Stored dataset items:
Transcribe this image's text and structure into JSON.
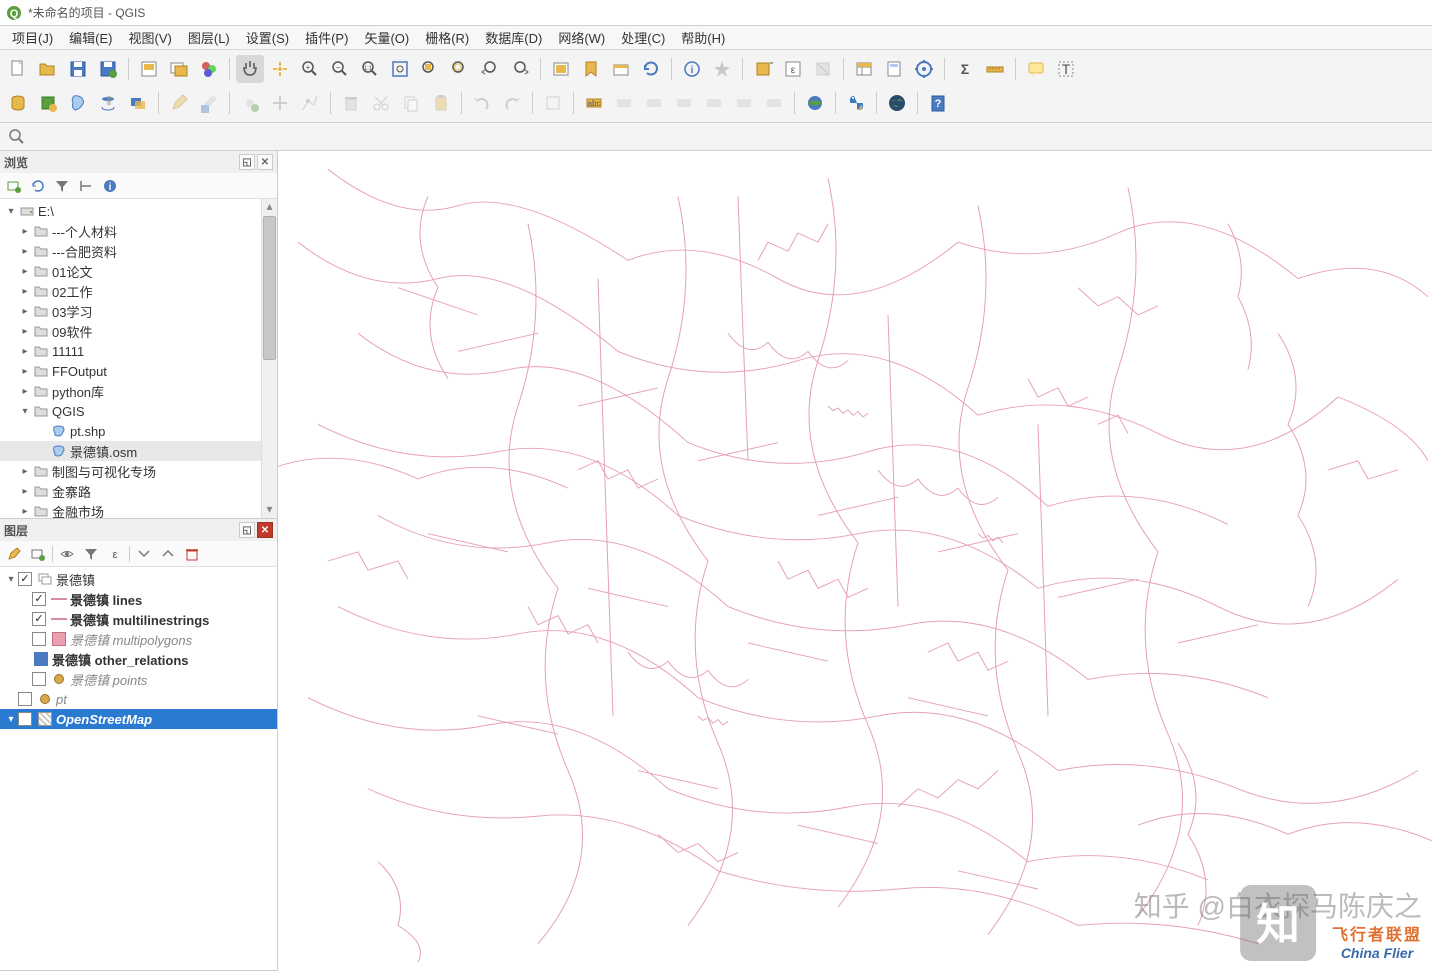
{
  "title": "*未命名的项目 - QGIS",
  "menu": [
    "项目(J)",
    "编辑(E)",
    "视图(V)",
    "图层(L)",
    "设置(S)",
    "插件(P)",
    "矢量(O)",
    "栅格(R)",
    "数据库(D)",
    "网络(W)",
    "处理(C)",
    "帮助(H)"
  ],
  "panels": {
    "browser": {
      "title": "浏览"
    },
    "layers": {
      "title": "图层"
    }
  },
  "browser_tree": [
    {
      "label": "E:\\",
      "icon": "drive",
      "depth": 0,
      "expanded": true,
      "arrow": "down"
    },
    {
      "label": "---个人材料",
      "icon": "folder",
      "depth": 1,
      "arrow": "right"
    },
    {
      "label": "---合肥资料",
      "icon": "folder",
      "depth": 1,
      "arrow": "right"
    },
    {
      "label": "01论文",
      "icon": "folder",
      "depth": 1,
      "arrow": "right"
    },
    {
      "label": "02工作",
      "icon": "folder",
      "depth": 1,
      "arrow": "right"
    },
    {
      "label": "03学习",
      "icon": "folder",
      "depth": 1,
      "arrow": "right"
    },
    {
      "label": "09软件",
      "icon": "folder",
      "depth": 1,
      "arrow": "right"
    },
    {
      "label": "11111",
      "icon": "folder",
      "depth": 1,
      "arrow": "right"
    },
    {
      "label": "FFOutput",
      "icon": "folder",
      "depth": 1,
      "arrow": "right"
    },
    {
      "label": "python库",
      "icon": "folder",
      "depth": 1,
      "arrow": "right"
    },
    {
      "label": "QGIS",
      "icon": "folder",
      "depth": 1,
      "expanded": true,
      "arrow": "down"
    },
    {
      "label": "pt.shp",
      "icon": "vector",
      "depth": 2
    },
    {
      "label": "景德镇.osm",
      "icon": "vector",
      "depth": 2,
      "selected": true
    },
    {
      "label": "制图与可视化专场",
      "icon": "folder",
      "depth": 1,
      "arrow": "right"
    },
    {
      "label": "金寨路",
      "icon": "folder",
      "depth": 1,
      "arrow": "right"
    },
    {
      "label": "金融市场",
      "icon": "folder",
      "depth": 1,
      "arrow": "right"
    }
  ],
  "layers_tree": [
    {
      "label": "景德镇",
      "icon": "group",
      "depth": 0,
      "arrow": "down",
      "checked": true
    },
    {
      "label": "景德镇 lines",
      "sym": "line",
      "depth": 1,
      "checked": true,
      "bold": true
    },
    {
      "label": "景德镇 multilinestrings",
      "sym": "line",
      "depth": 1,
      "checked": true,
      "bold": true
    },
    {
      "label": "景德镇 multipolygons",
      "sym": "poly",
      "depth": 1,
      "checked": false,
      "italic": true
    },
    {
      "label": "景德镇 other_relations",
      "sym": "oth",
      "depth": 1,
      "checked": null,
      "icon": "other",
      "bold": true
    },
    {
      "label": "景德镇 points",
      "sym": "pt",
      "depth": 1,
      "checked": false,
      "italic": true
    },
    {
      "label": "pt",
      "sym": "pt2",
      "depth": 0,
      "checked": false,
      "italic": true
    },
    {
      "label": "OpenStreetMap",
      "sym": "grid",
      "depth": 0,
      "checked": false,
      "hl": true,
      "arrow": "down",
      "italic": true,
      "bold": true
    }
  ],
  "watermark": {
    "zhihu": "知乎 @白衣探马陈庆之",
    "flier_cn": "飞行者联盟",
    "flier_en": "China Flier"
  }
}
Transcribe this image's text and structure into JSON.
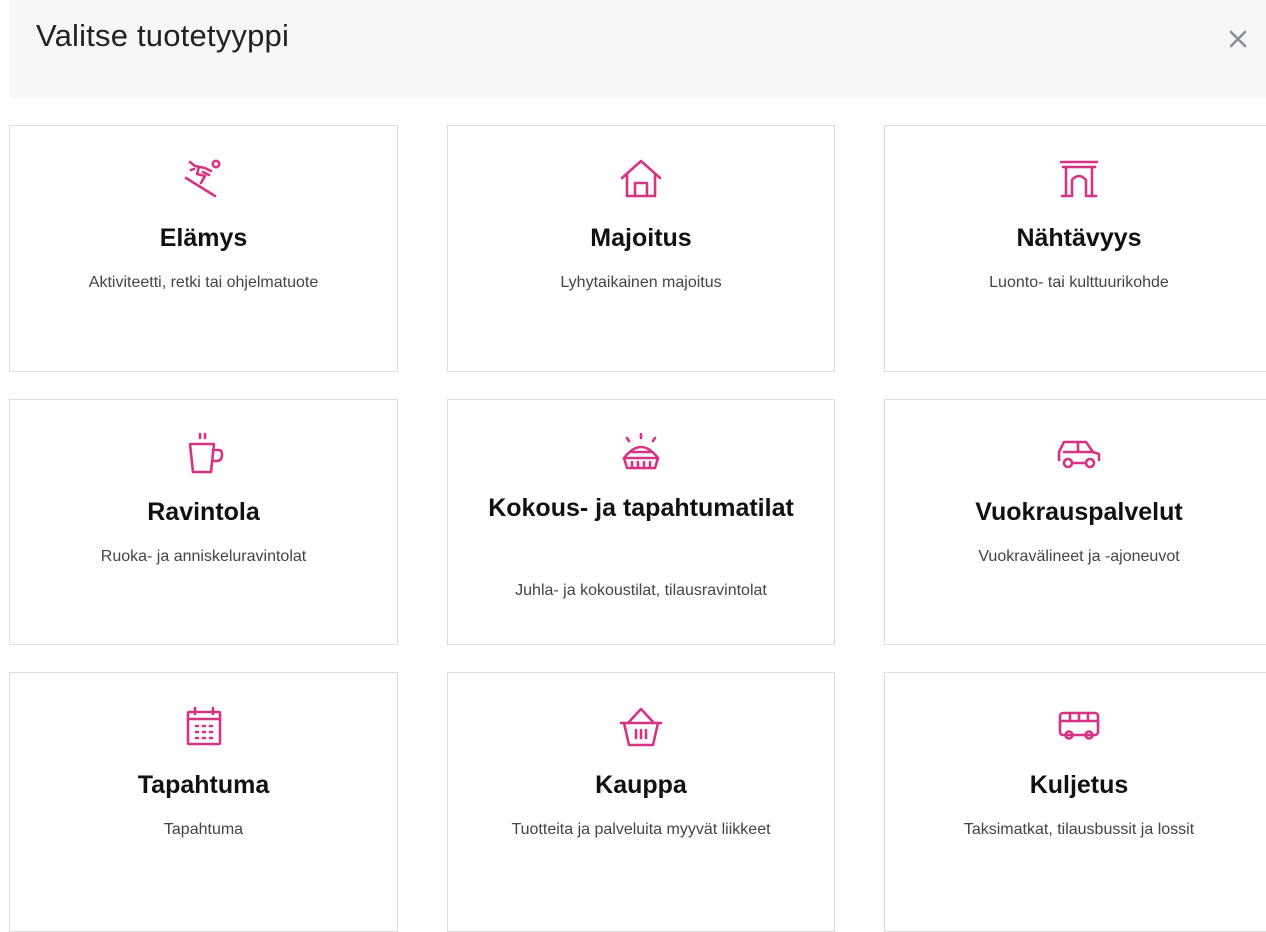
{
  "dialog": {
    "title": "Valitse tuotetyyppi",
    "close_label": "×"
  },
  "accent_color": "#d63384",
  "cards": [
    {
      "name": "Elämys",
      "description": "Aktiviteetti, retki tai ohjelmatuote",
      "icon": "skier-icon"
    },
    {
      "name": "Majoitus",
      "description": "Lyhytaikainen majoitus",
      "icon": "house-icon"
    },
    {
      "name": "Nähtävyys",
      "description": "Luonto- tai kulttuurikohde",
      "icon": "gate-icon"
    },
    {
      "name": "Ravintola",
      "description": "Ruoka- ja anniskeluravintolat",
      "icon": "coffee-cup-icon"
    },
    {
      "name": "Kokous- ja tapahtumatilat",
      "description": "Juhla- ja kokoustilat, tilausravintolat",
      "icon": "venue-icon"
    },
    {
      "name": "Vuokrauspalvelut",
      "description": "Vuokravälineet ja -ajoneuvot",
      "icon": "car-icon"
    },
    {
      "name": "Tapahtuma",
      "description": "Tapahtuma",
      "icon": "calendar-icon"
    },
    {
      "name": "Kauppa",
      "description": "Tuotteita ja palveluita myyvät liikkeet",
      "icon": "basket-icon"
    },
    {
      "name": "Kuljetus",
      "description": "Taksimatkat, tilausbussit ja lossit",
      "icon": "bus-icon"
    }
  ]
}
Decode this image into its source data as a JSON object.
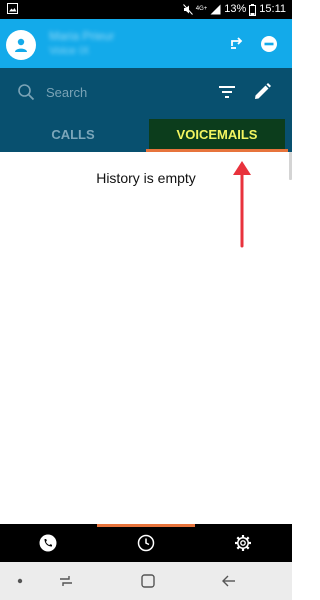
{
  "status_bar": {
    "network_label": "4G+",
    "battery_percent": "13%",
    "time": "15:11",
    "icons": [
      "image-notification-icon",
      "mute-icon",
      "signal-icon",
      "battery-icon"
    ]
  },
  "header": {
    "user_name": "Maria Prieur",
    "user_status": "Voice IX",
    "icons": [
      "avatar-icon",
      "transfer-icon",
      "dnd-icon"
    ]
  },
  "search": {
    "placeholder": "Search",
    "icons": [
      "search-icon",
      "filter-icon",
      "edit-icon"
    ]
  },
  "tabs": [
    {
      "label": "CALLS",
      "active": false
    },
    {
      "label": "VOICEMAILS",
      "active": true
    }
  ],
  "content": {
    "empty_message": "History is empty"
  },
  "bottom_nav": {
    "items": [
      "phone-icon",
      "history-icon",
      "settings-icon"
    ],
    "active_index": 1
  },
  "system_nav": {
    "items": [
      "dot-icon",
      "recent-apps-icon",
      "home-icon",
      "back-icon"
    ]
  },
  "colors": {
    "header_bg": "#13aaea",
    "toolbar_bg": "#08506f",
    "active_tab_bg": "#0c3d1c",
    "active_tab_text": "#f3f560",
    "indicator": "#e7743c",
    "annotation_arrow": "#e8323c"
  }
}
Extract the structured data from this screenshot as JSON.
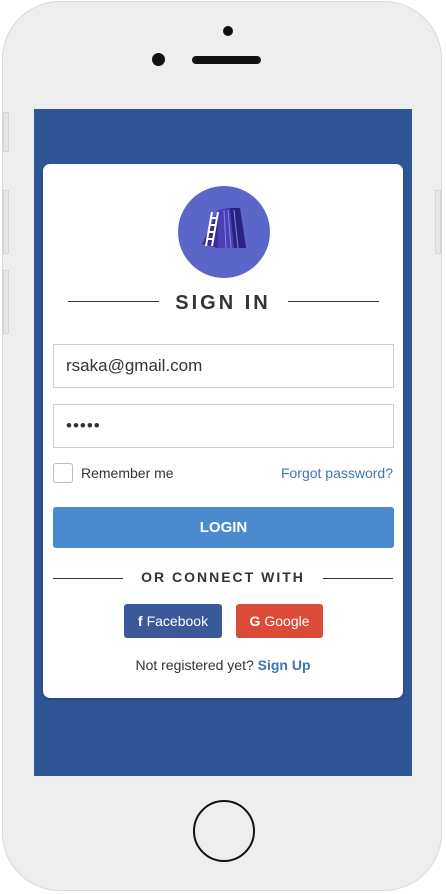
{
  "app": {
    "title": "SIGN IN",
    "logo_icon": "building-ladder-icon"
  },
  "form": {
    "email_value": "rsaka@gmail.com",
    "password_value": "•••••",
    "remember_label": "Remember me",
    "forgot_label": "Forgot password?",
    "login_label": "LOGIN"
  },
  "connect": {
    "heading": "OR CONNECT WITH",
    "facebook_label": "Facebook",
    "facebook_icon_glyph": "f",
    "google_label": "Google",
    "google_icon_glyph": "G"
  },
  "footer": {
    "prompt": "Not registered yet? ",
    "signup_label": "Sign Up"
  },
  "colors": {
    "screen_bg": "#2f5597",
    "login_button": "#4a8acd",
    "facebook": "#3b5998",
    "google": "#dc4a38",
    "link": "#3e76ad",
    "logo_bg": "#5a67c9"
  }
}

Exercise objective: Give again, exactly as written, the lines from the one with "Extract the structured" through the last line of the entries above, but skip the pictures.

Solved problem:
Extract the structured data from this screenshot as JSON.
{
  "app": {
    "title": "SIGN IN",
    "logo_icon": "building-ladder-icon"
  },
  "form": {
    "email_value": "rsaka@gmail.com",
    "password_value": "•••••",
    "remember_label": "Remember me",
    "forgot_label": "Forgot password?",
    "login_label": "LOGIN"
  },
  "connect": {
    "heading": "OR CONNECT WITH",
    "facebook_label": "Facebook",
    "facebook_icon_glyph": "f",
    "google_label": "Google",
    "google_icon_glyph": "G"
  },
  "footer": {
    "prompt": "Not registered yet? ",
    "signup_label": "Sign Up"
  },
  "colors": {
    "screen_bg": "#2f5597",
    "login_button": "#4a8acd",
    "facebook": "#3b5998",
    "google": "#dc4a38",
    "link": "#3e76ad",
    "logo_bg": "#5a67c9"
  }
}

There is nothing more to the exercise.